Indonesia’s religious affairs minister Lukman Hakim Saifuddin has been criticised after he said “materialistic” wives sometimes compel their husbands to engage in corruption.
Lukman urged wives of officials not to be too demanding so that their husbands would not be tempted to take backhanders.
“Not asking too much in terms of worldly possessions would be an extraordinary contribution on the part of women,” he was quoted as saying in a report by Kompas Saturday.
“Corruption has many motives,” said the minister, who is popular for his moderate and tolerant Islamic views. “Sometimes there are demands that are not reasonable.”
The remarks drew criticism online.
“We’ve been researching corruption for 20+ years and it’s safe to say this idea is COMPLETELY ridiculous,” Transparency International said in a Facebook post. “Nothing justifies corruption and shifting the blame to women is senseless!”
“Absolutely! Materialistic wives make their high-ranking official husbands corrupt. So do women wearing skimpy outfits.
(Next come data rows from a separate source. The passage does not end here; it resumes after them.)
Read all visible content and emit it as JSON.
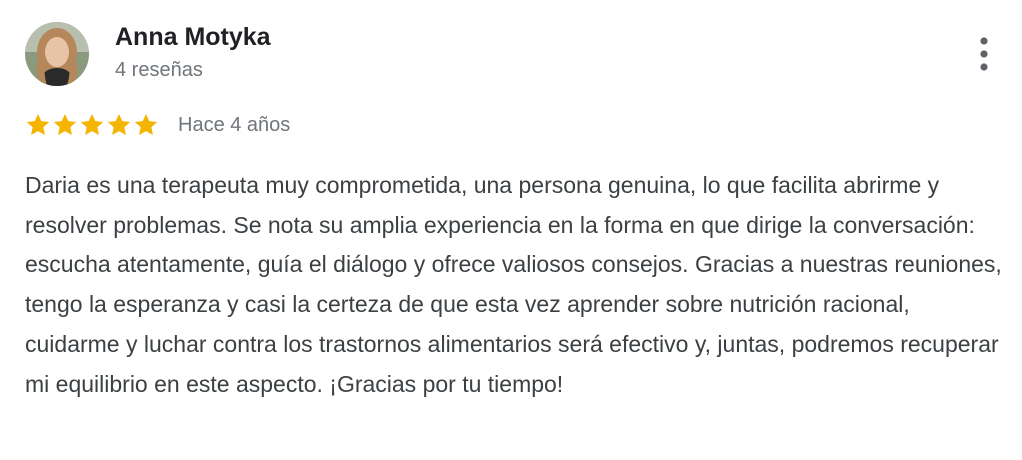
{
  "review": {
    "author_name": "Anna Motyka",
    "author_reviews": "4 reseñas",
    "rating": 5,
    "rating_max": 5,
    "date": "Hace 4 años",
    "text": "Daria es una terapeuta muy comprometida, una persona genuina, lo que facilita abrirme y resolver problemas. Se nota su amplia experiencia en la forma en que dirige la conversación: escucha atentamente, guía el diálogo y ofrece valiosos consejos. Gracias a nuestras reuniones, tengo la esperanza y casi la certeza de que esta vez aprender sobre nutrición racional, cuidarme y luchar contra los trastornos alimentarios será efectivo y, juntas, podremos recuperar mi equilibrio en este aspecto. ¡Gracias por tu tiempo!"
  },
  "icons": {
    "avatar": "avatar",
    "star": "star-icon",
    "menu": "more-vert-icon"
  },
  "colors": {
    "star": "#f4b400",
    "name": "#202124",
    "meta": "#70757a",
    "text": "#3c4043"
  }
}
They turn men into rapists,” Ines Indrati wrote on Facebook, sarcastically.
“It doesn’t explain the Porsche 911 in the garage, the Piaget on the wrist and the 21-year-old girlfriend shacked up in [a luxury apartment] but hey, the greedy wife is probably to blame!” said another Facebook user, Paul Dillon.
Indonesia has made progress in fighting endemic graft since an anti-corruption commission with the power to arrest and detain suspects was established in 2003.
The commission has prosecuted former ministers, governors, legislators and central bank chiefs, with a conviction rate of nearly 100 per cent.
Indonesia ranked 88th out of 168 countries in the 2015 corruption perception index released by Transparency International, with number one being the least corrupt.